To me, this juvenile vibe is both good and bad. Bad, because personally I prefer my post-nuke pulp to be insanely gory and filled with graphic sex, a la Doomsday Warrior, Traveler, and the almighty Phoenix. But at the same time it’s good because…well, to briefly broach a personal subject, after 14+ years of marriage my wife and I are about to have our first kid, due in late January. It’s a boy, and if it develops that he likes to read as much as I do, then I’ll have the perfect set of books to turn over to him when he’s 11 or so (which is the age when I started reading men’s adventure – though I went straight to the “adult” stuff like Phoenix Force, so maybe Endworld could be read by someone even younger).
Anyway, to get back to the review. While the women are carted off to Fox (and one of them, Joan, happens to be the sole female Warrior in the Family), the Alpha Triad heads off in hot pursuit, taking advantage of the just-unearthed SEAL. Yet another bit of prescience courtesy Kurt Carpenter, the SEAL is an all-terrain, solar-powered vehicle of opaque plastic-light material that’s impervious to bullets. It’s been stored in an airtight, grave-like chamber for the past century. Our heroes first must learn how to drive it, having never seen a working car before – again, this series, at least this first volume, lacks the quasi-futuristic tech of Doomsday Warrior or even the sub-Mad Max gearhead stuff of Traveler.
More comedy ensues as first Hickock nearly wrecks the SEAL and then Blade, being overly cautious, refuses to take it over 15 mph as they head after the Trolls. Eventually he’ll get on a blasted highway and take it up to 60. The SEAL doesn’t factor much in The Fox Run, other than providing basic transport, but one figures it will heavily feature in upcoming volumes, as all books in the series featuring “Run” in the title.

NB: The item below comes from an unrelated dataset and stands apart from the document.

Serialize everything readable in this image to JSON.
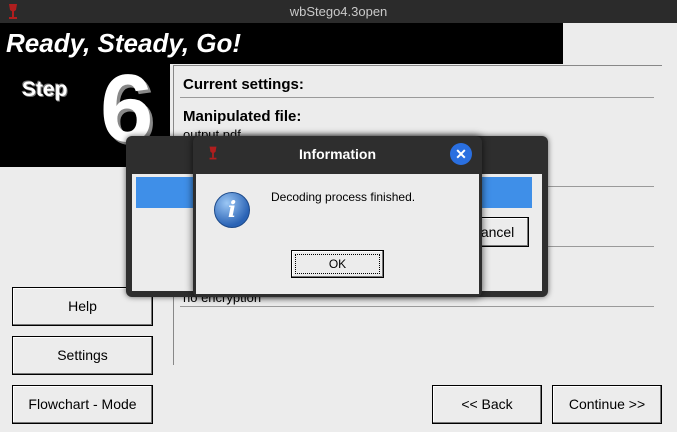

I forgot to mention that Robbins shoehorns a bunch of gun-porn into the book, courtesy Hickock; there’s an interminable part where the Triad go into the Home armory and Hickock rattles off several guns and their attributes as he outfits his comrades with the weapons he thinks they’ll need.
The finale sees the Trolls returning to their blasted home, Fox, and putting the women through a series of trials to filter out the hardiest. Here the women encounter Nadine, a crone-like lady who seems familiar; turns out she’s Plato’s long-lost wife, abducted by the trolls seven years ago. The trials are kind of lame, and end with one of the women tossed to a pack of ravenous wolverines. Robbins plays some time tricks with the narrative, having Blade magically show up disguised as a Troll in the wolverine arena before backtracking to explain how he got there, as if this is post-nuke Elmore Leonard or something.
While Hickock, Geronimo, and a family they encountered on the way to Fox blast away at the Trolls, Blade engages titanic Troll leader Saxon in a grisly knife fight, which is likely the most violent part of the book, featuring as it does a character’s groin getting hacked off (hint: it isn’t Blade’s). We also get tantalizing mentions of a group called “The Watchers,” who apparently have their own motorized vehicles and whom even the Trolls seem to fear. But otherwise that’s that – a few casualties, but otherwise the women are saved, including of course Jenny, and it’s back to the Home.
At 255 pages of super big print, The Fox Run is fast moving and does a capable job of introducing this post-nuke society. I’ll keep reading the books – and I’ve managed to pick up most of the series, as well as all of Blade – but I have a feeling I’ll be turning them all over to my son in about a decade or so.